▶ _Task item_: In the records below, find each line with "Career" and copy it.
Start of Supplied material
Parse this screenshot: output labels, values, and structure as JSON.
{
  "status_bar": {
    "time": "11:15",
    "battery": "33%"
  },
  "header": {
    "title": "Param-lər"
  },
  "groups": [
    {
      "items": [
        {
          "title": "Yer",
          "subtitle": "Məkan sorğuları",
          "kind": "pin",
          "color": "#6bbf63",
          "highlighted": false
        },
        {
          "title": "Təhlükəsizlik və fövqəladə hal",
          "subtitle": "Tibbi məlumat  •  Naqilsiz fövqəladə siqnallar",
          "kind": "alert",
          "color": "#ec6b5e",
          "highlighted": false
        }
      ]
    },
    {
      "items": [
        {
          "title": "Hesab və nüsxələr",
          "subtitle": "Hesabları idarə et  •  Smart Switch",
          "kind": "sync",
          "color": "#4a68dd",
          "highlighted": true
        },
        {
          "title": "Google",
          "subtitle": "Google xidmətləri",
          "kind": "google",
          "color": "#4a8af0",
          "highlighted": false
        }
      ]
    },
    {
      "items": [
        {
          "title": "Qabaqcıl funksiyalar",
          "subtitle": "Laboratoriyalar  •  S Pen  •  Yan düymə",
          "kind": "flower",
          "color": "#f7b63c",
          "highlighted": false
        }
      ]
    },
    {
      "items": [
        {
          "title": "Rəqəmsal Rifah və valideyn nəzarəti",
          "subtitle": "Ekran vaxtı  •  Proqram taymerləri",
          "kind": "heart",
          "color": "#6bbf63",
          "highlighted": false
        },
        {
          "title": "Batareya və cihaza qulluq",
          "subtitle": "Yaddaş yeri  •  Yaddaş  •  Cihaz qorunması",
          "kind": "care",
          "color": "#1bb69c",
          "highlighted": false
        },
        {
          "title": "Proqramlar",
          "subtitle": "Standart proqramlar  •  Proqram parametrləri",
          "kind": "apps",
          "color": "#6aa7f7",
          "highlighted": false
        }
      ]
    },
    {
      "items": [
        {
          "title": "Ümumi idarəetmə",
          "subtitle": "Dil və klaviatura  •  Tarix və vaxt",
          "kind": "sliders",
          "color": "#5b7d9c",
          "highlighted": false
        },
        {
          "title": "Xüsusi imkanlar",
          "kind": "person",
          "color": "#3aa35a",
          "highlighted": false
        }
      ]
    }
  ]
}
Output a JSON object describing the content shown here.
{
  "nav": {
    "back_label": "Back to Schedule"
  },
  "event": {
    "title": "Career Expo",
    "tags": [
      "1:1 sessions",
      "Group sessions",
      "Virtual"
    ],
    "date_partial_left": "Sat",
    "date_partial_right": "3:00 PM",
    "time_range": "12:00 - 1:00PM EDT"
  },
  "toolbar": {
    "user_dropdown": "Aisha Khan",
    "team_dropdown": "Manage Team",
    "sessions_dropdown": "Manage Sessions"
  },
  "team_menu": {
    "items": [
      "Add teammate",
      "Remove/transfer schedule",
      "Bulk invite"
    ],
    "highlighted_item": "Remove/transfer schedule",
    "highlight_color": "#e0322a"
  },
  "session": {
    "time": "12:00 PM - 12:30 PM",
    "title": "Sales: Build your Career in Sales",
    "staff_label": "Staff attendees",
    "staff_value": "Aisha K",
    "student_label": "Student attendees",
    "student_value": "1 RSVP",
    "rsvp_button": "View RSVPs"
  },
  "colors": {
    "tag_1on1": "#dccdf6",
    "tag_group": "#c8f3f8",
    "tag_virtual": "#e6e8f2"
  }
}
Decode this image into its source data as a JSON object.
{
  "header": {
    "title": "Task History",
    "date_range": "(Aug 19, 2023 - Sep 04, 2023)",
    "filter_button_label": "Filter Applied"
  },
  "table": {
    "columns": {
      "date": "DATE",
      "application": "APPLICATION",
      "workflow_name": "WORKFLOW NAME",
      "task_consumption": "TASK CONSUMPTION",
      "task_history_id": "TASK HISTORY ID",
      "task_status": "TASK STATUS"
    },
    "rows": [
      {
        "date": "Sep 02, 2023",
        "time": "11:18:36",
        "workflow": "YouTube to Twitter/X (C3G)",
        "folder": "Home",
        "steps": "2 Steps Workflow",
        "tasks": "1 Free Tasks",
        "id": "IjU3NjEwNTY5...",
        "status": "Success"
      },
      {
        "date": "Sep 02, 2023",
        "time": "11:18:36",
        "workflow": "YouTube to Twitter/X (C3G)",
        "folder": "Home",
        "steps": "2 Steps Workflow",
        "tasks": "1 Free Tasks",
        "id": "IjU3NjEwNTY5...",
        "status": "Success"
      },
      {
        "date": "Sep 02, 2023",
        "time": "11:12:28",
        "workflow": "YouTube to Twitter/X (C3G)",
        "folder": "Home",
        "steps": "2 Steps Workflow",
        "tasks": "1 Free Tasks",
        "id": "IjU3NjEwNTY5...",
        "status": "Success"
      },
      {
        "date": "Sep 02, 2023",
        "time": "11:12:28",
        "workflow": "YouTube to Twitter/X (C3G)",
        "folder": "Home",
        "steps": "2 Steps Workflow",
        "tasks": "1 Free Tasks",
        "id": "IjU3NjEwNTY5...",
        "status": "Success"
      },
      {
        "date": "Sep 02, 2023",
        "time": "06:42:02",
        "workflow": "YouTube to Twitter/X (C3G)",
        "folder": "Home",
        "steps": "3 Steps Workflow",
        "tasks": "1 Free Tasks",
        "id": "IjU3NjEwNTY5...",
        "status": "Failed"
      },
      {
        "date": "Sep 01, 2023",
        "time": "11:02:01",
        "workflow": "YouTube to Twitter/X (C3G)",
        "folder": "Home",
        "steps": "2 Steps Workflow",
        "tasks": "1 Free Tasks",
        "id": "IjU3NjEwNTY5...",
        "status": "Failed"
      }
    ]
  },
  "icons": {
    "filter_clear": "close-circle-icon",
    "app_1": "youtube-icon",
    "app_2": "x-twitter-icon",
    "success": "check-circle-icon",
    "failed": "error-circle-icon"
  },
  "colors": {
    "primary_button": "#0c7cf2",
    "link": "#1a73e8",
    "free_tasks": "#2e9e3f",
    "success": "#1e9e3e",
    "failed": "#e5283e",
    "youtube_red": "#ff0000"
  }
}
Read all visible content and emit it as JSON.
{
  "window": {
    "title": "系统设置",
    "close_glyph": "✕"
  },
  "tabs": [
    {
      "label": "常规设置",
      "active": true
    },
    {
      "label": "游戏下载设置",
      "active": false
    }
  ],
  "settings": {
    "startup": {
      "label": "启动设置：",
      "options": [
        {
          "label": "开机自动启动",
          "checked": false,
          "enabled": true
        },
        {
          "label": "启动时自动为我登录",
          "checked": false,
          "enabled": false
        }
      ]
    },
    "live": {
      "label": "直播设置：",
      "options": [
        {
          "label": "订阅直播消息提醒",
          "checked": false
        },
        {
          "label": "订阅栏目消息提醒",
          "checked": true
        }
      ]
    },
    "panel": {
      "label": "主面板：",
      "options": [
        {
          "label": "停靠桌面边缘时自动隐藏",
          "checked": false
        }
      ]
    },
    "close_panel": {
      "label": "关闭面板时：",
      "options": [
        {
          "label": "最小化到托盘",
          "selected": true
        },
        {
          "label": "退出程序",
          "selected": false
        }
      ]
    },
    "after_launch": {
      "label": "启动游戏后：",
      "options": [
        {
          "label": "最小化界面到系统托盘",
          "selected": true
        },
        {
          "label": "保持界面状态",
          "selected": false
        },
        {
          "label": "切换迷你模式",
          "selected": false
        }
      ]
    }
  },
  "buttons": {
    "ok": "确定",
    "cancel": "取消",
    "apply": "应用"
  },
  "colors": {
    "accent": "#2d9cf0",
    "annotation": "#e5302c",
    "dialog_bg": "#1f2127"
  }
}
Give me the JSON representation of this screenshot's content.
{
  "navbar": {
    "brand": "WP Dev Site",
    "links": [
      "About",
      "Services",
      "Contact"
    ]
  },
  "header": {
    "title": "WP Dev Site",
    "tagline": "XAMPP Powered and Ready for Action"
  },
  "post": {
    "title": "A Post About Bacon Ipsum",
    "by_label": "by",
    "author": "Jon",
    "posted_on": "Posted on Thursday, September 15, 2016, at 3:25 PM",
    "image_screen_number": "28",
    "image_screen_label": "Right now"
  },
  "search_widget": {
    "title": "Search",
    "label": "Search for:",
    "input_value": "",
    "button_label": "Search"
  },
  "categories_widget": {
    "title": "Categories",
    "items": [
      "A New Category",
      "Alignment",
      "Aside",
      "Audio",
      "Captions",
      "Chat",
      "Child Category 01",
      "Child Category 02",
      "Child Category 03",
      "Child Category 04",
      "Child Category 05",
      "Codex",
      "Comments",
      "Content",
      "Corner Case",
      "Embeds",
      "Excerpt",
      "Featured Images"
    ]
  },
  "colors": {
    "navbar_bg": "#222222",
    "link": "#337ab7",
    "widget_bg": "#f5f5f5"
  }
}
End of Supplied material
▶ _Answer below_:
    "title": "Career Expo",
    "title": "Sales: Build your Career in Sales",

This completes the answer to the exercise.